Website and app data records
::::::::::

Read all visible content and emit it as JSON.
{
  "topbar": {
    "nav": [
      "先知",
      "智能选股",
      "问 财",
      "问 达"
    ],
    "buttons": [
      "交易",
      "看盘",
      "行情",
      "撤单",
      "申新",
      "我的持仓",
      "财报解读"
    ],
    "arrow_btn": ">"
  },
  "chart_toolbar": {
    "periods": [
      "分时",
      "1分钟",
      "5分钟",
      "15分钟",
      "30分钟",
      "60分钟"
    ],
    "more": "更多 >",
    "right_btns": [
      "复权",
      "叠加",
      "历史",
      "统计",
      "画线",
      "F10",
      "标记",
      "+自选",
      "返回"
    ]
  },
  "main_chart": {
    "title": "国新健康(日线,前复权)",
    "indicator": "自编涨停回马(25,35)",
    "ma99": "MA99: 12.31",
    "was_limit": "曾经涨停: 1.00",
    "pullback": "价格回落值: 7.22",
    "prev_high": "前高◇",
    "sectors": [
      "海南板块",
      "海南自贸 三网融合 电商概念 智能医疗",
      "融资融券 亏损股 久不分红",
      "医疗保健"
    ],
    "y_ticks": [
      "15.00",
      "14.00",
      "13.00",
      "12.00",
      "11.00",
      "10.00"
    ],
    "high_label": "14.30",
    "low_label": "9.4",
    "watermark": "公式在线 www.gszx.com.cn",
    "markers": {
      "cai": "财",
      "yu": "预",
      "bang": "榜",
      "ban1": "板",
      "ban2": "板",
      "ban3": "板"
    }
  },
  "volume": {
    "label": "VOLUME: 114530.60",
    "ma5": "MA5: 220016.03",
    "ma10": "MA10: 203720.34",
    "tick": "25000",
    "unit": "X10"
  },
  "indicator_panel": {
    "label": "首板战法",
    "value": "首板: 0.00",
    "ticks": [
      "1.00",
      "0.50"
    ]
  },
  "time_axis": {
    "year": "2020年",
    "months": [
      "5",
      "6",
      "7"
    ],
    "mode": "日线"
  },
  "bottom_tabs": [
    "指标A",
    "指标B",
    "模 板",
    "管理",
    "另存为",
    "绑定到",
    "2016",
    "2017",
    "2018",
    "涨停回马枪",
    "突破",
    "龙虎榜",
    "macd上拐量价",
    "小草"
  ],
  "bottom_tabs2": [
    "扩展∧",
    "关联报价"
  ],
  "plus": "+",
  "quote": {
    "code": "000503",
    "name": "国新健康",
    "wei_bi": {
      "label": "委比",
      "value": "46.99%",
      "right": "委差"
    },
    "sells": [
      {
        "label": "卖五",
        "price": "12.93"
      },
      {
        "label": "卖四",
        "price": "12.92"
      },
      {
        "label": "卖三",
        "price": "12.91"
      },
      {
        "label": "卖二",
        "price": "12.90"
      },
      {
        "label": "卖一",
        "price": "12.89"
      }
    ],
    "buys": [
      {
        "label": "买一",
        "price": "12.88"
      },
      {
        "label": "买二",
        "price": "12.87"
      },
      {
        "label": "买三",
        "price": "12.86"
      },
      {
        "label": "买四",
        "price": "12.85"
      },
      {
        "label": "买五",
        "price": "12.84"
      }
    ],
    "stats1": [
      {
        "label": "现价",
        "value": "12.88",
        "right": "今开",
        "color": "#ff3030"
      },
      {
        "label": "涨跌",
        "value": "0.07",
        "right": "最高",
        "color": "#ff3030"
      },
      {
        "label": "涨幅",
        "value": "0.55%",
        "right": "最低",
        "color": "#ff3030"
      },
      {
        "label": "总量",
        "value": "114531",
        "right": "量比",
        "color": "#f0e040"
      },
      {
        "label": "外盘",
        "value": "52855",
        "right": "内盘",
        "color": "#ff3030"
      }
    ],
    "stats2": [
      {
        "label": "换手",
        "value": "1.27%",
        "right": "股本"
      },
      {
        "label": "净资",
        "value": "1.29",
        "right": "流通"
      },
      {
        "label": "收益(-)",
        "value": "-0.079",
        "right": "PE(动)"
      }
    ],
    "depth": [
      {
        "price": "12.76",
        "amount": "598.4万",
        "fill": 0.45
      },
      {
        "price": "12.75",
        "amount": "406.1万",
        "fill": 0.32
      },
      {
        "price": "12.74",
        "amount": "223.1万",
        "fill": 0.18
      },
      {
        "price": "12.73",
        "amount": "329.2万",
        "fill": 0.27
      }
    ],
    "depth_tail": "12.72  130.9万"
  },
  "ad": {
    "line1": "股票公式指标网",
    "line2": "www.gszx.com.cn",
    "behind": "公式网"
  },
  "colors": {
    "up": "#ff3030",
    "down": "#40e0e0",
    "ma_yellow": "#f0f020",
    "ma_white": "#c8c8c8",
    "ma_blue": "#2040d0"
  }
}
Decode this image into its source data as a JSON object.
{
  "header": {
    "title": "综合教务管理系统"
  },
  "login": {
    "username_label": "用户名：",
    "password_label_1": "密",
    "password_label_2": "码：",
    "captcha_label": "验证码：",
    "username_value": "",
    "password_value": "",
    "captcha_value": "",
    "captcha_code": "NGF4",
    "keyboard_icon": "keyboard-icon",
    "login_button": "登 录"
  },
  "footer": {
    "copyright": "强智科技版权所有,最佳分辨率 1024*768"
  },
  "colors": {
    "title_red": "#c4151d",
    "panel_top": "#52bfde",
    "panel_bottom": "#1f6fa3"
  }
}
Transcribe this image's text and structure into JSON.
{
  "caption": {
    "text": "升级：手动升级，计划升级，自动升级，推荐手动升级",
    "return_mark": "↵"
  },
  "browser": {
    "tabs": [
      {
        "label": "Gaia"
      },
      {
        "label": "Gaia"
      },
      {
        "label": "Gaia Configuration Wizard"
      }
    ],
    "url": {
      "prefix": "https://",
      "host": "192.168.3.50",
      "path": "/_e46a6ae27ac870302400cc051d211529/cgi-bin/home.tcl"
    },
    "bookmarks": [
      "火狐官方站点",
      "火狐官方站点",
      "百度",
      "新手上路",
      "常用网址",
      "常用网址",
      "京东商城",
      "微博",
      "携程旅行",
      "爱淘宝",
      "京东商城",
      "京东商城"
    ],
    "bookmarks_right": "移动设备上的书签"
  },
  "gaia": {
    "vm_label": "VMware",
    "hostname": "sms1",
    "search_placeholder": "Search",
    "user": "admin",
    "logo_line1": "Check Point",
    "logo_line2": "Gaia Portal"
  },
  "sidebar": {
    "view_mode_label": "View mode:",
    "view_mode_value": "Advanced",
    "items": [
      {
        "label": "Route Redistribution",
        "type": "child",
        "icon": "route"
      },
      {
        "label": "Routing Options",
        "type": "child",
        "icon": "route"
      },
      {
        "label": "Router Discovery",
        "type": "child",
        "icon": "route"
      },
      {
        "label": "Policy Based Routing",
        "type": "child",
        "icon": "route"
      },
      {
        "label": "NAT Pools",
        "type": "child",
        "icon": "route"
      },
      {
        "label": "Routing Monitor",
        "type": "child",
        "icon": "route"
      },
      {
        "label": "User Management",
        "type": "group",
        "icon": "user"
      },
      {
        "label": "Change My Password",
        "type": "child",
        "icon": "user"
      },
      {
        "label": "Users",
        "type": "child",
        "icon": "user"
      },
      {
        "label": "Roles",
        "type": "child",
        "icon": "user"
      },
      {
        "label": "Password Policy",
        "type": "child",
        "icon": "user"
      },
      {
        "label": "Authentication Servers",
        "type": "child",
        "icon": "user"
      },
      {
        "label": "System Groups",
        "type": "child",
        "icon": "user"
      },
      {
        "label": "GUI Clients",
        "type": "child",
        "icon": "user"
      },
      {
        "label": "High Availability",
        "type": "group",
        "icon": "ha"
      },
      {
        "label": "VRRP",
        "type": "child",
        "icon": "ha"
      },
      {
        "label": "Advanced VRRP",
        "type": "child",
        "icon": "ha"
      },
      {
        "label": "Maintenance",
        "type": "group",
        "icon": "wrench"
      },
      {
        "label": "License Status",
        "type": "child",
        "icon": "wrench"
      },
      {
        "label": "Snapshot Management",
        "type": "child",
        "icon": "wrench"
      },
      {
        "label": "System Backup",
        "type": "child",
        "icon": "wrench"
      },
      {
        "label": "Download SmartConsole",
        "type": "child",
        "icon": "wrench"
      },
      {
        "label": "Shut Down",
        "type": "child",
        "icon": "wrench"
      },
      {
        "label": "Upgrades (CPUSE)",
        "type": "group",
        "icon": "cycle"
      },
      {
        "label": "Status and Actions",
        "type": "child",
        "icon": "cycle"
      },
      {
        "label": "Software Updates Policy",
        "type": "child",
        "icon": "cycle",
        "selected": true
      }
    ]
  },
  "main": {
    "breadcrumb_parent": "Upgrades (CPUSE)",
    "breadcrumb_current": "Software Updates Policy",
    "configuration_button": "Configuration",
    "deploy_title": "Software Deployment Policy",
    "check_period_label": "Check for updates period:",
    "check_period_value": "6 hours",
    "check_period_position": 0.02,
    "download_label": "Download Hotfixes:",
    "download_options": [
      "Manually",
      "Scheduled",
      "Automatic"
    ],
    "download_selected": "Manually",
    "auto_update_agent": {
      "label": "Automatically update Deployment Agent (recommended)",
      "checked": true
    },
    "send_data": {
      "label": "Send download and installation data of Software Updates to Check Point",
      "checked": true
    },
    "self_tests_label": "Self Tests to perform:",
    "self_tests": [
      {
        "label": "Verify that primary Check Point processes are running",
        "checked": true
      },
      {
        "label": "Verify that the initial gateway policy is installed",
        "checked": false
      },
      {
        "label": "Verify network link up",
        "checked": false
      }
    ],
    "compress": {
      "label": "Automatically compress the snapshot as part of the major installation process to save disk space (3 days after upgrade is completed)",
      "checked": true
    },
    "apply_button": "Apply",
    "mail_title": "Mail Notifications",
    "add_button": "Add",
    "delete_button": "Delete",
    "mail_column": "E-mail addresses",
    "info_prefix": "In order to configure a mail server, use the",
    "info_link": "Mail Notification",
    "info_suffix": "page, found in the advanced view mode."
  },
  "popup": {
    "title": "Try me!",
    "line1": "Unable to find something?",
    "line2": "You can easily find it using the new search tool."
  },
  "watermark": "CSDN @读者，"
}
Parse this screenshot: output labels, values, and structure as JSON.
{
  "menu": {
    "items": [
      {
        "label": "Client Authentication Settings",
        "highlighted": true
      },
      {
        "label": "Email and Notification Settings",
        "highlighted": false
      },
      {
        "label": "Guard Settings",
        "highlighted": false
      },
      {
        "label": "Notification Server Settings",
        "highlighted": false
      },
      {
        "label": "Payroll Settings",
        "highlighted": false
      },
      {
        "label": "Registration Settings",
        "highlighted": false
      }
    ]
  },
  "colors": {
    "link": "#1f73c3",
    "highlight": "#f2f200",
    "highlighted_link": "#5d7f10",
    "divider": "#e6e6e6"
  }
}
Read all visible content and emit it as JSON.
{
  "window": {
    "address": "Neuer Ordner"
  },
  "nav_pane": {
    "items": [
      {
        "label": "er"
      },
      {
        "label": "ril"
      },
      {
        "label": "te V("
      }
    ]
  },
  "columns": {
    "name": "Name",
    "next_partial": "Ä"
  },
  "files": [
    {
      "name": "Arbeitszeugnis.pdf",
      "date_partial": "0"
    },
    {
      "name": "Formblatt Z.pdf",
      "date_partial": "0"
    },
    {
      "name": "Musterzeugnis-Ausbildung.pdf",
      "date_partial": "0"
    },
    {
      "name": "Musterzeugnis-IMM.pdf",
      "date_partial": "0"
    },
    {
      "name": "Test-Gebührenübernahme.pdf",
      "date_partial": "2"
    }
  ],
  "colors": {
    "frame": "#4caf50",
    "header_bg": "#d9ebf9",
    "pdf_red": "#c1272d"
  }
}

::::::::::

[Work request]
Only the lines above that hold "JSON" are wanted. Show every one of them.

[Solved exercise]
Read all visible content and emit it as JSON.
Decode this image into its source data as a JSON object.
Transcribe this image's text and structure into JSON.
Parse this screenshot: output labels, values, and structure as JSON.
Read all visible content and emit it as JSON.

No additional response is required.